▶ [Data extracted from a collection]
------------------------------------
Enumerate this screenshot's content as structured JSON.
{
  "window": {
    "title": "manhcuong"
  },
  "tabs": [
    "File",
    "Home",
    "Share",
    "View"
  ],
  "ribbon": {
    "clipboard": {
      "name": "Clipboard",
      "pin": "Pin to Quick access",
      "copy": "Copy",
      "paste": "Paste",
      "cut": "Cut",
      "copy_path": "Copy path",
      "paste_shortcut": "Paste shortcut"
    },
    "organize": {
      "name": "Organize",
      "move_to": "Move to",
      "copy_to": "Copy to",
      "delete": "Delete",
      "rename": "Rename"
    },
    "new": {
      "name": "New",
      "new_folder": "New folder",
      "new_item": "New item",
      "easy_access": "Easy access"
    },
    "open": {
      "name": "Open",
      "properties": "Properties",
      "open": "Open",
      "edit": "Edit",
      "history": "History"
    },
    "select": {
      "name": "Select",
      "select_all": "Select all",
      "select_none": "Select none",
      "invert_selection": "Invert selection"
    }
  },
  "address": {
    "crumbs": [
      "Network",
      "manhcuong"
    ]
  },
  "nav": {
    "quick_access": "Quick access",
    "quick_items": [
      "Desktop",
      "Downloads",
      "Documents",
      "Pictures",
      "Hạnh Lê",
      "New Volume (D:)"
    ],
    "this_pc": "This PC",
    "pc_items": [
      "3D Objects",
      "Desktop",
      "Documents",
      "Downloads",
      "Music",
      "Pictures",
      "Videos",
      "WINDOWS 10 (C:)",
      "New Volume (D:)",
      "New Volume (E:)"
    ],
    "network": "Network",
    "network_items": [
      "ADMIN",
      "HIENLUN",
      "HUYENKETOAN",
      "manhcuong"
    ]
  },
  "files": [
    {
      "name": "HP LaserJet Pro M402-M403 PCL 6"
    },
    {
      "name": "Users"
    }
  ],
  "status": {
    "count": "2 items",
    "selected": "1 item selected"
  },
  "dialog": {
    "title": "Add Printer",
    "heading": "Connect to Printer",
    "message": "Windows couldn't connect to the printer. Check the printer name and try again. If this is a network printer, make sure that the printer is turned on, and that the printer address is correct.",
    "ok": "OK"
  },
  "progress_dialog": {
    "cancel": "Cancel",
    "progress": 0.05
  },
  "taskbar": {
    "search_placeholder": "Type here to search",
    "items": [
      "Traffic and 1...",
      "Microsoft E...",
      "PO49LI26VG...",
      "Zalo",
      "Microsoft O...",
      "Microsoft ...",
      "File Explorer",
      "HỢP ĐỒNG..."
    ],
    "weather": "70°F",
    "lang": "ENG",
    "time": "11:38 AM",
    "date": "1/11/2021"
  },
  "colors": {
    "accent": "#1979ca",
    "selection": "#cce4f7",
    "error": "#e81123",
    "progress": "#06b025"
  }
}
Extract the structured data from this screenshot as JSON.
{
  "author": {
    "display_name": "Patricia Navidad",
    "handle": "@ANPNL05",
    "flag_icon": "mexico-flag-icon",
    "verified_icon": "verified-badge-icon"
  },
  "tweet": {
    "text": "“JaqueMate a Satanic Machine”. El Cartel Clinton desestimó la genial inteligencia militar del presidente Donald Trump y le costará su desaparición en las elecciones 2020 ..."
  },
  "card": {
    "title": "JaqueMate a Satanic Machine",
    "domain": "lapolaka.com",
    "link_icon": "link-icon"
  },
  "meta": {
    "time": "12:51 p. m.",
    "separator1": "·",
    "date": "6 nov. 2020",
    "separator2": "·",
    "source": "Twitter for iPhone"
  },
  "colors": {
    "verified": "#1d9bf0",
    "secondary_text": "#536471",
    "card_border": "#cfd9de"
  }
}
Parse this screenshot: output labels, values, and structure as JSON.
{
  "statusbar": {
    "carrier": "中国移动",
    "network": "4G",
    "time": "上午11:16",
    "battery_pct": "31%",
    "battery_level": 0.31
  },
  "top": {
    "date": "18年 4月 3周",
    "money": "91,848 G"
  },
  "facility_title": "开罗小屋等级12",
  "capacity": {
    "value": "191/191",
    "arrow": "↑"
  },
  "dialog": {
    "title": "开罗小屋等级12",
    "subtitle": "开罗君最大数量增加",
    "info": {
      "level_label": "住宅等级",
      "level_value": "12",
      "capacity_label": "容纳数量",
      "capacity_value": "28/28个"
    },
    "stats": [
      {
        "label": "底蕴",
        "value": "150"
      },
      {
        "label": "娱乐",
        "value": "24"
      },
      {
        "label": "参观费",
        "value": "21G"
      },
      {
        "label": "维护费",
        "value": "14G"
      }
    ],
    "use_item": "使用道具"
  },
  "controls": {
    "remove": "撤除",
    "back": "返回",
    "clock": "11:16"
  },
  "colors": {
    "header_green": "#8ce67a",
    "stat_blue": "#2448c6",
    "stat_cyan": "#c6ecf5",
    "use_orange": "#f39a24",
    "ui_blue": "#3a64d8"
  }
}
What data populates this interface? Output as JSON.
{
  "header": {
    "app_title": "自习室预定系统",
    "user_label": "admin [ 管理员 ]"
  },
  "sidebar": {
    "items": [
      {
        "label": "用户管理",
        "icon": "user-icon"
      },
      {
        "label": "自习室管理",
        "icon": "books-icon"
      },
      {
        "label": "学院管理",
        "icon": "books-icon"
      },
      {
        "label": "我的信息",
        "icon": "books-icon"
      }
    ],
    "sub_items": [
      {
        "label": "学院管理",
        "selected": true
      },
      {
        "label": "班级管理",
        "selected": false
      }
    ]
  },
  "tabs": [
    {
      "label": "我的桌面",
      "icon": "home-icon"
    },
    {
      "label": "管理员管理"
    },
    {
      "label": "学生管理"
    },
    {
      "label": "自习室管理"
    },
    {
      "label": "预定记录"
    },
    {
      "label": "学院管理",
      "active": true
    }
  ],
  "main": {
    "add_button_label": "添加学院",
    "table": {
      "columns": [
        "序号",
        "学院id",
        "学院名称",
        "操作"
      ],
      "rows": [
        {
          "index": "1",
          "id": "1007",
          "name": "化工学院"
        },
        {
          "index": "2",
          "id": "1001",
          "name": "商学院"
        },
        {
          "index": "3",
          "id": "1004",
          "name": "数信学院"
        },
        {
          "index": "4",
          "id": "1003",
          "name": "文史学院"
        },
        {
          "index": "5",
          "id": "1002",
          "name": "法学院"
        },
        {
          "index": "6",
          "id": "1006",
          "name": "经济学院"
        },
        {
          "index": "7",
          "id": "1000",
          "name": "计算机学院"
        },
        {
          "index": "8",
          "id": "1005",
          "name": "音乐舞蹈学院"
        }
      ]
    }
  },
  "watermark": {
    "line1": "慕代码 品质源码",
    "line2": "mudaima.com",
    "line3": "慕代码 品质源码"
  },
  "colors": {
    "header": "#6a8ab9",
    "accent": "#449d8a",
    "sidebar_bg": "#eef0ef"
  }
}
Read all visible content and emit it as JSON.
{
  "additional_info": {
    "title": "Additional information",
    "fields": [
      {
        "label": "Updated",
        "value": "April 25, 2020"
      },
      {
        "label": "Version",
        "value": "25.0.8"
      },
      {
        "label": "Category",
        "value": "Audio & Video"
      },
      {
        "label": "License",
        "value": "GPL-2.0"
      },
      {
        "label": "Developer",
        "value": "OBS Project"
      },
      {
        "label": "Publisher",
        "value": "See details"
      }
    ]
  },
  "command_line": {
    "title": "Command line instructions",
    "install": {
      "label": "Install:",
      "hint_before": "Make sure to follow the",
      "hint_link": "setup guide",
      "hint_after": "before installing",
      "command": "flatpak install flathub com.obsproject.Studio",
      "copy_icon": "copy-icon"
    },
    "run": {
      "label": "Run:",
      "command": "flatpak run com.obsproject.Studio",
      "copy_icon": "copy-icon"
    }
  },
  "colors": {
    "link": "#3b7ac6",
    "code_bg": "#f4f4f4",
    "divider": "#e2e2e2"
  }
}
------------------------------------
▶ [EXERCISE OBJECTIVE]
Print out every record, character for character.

▶ [ANSWER BOX]
Enumerate this screenshot's content as structured JSON.
{
  "window": {
    "title": "manhcuong"
  },
  "tabs": [
    "File",
    "Home",
    "Share",
    "View"
  ],
  "ribbon": {
    "clipboard": {
      "name": "Clipboard",
      "pin": "Pin to Quick access",
      "copy": "Copy",
      "paste": "Paste",
      "cut": "Cut",
      "copy_path": "Copy path",
      "paste_shortcut": "Paste shortcut"
    },
    "organize": {
      "name": "Organize",
      "move_to": "Move to",
      "copy_to": "Copy to",
      "delete": "Delete",
      "rename": "Rename"
    },
    "new": {
      "name": "New",
      "new_folder": "New folder",
      "new_item": "New item",
      "easy_access": "Easy access"
    },
    "open": {
      "name": "Open",
      "properties": "Properties",
      "open": "Open",
      "edit": "Edit",
      "history": "History"
    },
    "select": {
      "name": "Select",
      "select_all": "Select all",
      "select_none": "Select none",
      "invert_selection": "Invert selection"
    }
  },
  "address": {
    "crumbs": [
      "Network",
      "manhcuong"
    ]
  },
  "nav": {
    "quick_access": "Quick access",
    "quick_items": [
      "Desktop",
      "Downloads",
      "Documents",
      "Pictures",
      "Hạnh Lê",
      "New Volume (D:)"
    ],
    "this_pc": "This PC",
    "pc_items": [
      "3D Objects",
      "Desktop",
      "Documents",
      "Downloads",
      "Music",
      "Pictures",
      "Videos",
      "WINDOWS 10 (C:)",
      "New Volume (D:)",
      "New Volume (E:)"
    ],
    "network": "Network",
    "network_items": [
      "ADMIN",
      "HIENLUN",
      "HUYENKETOAN",
      "manhcuong"
    ]
  },
  "files": [
    {
      "name": "HP LaserJet Pro M402-M403 PCL 6"
    },
    {
      "name": "Users"
    }
  ],
  "status": {
    "count": "2 items",
    "selected": "1 item selected"
  },
  "dialog": {
    "title": "Add Printer",
    "heading": "Connect to Printer",
    "message": "Windows couldn't connect to the printer. Check the printer name and try again. If this is a network printer, make sure that the printer is turned on, and that the printer address is correct.",
    "ok": "OK"
  },
  "progress_dialog": {
    "cancel": "Cancel",
    "progress": 0.05
  },
  "taskbar": {
    "search_placeholder": "Type here to search",
    "items": [
      "Traffic and 1...",
      "Microsoft E...",
      "PO49LI26VG...",
      "Zalo",
      "Microsoft O...",
      "Microsoft ...",
      "File Explorer",
      "HỢP ĐỒNG..."
    ],
    "weather": "70°F",
    "lang": "ENG",
    "time": "11:38 AM",
    "date": "1/11/2021"
  },
  "colors": {
    "accent": "#1979ca",
    "selection": "#cce4f7",
    "error": "#e81123",
    "progress": "#06b025"
  }
}
Extract the structured data from this screenshot as JSON.
{
  "author": {
    "display_name": "Patricia Navidad",
    "handle": "@ANPNL05",
    "flag_icon": "mexico-flag-icon",
    "verified_icon": "verified-badge-icon"
  },
  "tweet": {
    "text": "“JaqueMate a Satanic Machine”. El Cartel Clinton desestimó la genial inteligencia militar del presidente Donald Trump y le costará su desaparición en las elecciones 2020 ..."
  },
  "card": {
    "title": "JaqueMate a Satanic Machine",
    "domain": "lapolaka.com",
    "link_icon": "link-icon"
  },
  "meta": {
    "time": "12:51 p. m.",
    "separator1": "·",
    "date": "6 nov. 2020",
    "separator2": "·",
    "source": "Twitter for iPhone"
  },
  "colors": {
    "verified": "#1d9bf0",
    "secondary_text": "#536471",
    "card_border": "#cfd9de"
  }
}
Parse this screenshot: output labels, values, and structure as JSON.
{
  "statusbar": {
    "carrier": "中国移动",
    "network": "4G",
    "time": "上午11:16",
    "battery_pct": "31%",
    "battery_level": 0.31
  },
  "top": {
    "date": "18年 4月 3周",
    "money": "91,848 G"
  },
  "facility_title": "开罗小屋等级12",
  "capacity": {
    "value": "191/191",
    "arrow": "↑"
  },
  "dialog": {
    "title": "开罗小屋等级12",
    "subtitle": "开罗君最大数量增加",
    "info": {
      "level_label": "住宅等级",
      "level_value": "12",
      "capacity_label": "容纳数量",
      "capacity_value": "28/28个"
    },
    "stats": [
      {
        "label": "底蕴",
        "value": "150"
      },
      {
        "label": "娱乐",
        "value": "24"
      },
      {
        "label": "参观费",
        "value": "21G"
      },
      {
        "label": "维护费",
        "value": "14G"
      }
    ],
    "use_item": "使用道具"
  },
  "controls": {
    "remove": "撤除",
    "back": "返回",
    "clock": "11:16"
  },
  "colors": {
    "header_green": "#8ce67a",
    "stat_blue": "#2448c6",
    "stat_cyan": "#c6ecf5",
    "use_orange": "#f39a24",
    "ui_blue": "#3a64d8"
  }
}
What data populates this interface? Output as JSON.
{
  "header": {
    "app_title": "自习室预定系统",
    "user_label": "admin [ 管理员 ]"
  },
  "sidebar": {
    "items": [
      {
        "label": "用户管理",
        "icon": "user-icon"
      },
      {
        "label": "自习室管理",
        "icon": "books-icon"
      },
      {
        "label": "学院管理",
        "icon": "books-icon"
      },
      {
        "label": "我的信息",
        "icon": "books-icon"
      }
    ],
    "sub_items": [
      {
        "label": "学院管理",
        "selected": true
      },
      {
        "label": "班级管理",
        "selected": false
      }
    ]
  },
  "tabs": [
    {
      "label": "我的桌面",
      "icon": "home-icon"
    },
    {
      "label": "管理员管理"
    },
    {
      "label": "学生管理"
    },
    {
      "label": "自习室管理"
    },
    {
      "label": "预定记录"
    },
    {
      "label": "学院管理",
      "active": true
    }
  ],
  "main": {
    "add_button_label": "添加学院",
    "table": {
      "columns": [
        "序号",
        "学院id",
        "学院名称",
        "操作"
      ],
      "rows": [
        {
          "index": "1",
          "id": "1007",
          "name": "化工学院"
        },
        {
          "index": "2",
          "id": "1001",
          "name": "商学院"
        },
        {
          "index": "3",
          "id": "1004",
          "name": "数信学院"
        },
        {
          "index": "4",
          "id": "1003",
          "name": "文史学院"
        },
        {
          "index": "5",
          "id": "1002",
          "name": "法学院"
        },
        {
          "index": "6",
          "id": "1006",
          "name": "经济学院"
        },
        {
          "index": "7",
          "id": "1000",
          "name": "计算机学院"
        },
        {
          "index": "8",
          "id": "1005",
          "name": "音乐舞蹈学院"
        }
      ]
    }
  },
  "watermark": {
    "line1": "慕代码 品质源码",
    "line2": "mudaima.com",
    "line3": "慕代码 品质源码"
  },
  "colors": {
    "header": "#6a8ab9",
    "accent": "#449d8a",
    "sidebar_bg": "#eef0ef"
  }
}
Read all visible content and emit it as JSON.
{
  "additional_info": {
    "title": "Additional information",
    "fields": [
      {
        "label": "Updated",
        "value": "April 25, 2020"
      },
      {
        "label": "Version",
        "value": "25.0.8"
      },
      {
        "label": "Category",
        "value": "Audio & Video"
      },
      {
        "label": "License",
        "value": "GPL-2.0"
      },
      {
        "label": "Developer",
        "value": "OBS Project"
      },
      {
        "label": "Publisher",
        "value": "See details"
      }
    ]
  },
  "command_line": {
    "title": "Command line instructions",
    "install": {
      "label": "Install:",
      "hint_before": "Make sure to follow the",
      "hint_link": "setup guide",
      "hint_after": "before installing",
      "command": "flatpak install flathub com.obsproject.Studio",
      "copy_icon": "copy-icon"
    },
    "run": {
      "label": "Run:",
      "command": "flatpak run com.obsproject.Studio",
      "copy_icon": "copy-icon"
    }
  },
  "colors": {
    "link": "#3b7ac6",
    "code_bg": "#f4f4f4",
    "divider": "#e2e2e2"
  }
}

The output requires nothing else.